  1. Cultivating a Learning-Focused Environment: Leaders must first establish a culture that values continuous improvement as much as task completion. This cultural shift begins with the language and narratives used within the organization, underscoring the importance of growth and learning. It extends to tangible practices, like setting aside time for skill development, encouraging cross-departmental knowledge exchange, and normalizing the deconstruction of failures to glean insights.
  2. Integrating Learning into Daily Operations: Embedding learning opportunities into everyday routines ensures that growth is not an afterthought, but a fundamental part of work. This integration can be as simple as tweaking meeting agendas to include knowledge-sharing segments, or as intricate as developing a mentorship program where employees can learn from each other’s expertise and experiences.
  3. Leading by Example: Leaders themselves must be visible learners. Transparency about their learning goals, active solicitation of feedback, and openness about their shortcomings encourage a culture of learning. When leaders are learners, they give tacit permission for their team to be learners too.
  4. Consistent Communication and Reinforcement: Changing the work culture isn’t a one-off event; it’s a journey. Regular reminders about the value of learning, recognition of those who exhibit learning behaviors, and narratives that include learning as a component of success are crucial. This consistent communication helps solidify the new norms.
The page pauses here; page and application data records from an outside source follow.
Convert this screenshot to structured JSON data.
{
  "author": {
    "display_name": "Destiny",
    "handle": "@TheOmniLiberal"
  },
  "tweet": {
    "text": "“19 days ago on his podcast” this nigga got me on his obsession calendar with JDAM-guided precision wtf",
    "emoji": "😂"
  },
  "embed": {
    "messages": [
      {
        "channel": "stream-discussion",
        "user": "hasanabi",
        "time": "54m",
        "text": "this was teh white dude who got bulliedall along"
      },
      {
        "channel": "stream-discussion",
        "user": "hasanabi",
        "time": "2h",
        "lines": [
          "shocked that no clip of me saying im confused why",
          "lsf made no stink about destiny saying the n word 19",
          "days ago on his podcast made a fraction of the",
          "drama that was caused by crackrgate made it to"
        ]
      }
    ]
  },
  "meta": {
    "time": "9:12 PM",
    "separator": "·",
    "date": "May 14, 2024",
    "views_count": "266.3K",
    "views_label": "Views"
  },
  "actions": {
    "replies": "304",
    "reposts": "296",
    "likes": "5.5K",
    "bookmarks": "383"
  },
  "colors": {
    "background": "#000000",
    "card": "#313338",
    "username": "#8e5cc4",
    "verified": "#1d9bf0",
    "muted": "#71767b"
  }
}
  5. Periodic Reevaluation and Adaptation: Finally, the commitment to learning and performance must include a commitment to change. Regular reviews of team strategies, workflows, and outcomes, with an eye on improvement and efficiency, ensure that the approach evolves with changing circumstances.

Conclusion

In our quest for success, recognizing the dual nature of effort — performance and learning — is pivotal. While the performance zone keeps us anchored in the present, ensuring tasks are completed and goals are met, the learning zone is our compass for the future, guiding us toward growth and adaptation. In harmonizing these dual pathways, we unlock the fullest potential of teams and individuals, paving the way for a work culture that is not just productive, but also innovative, resilient, and fulfilling.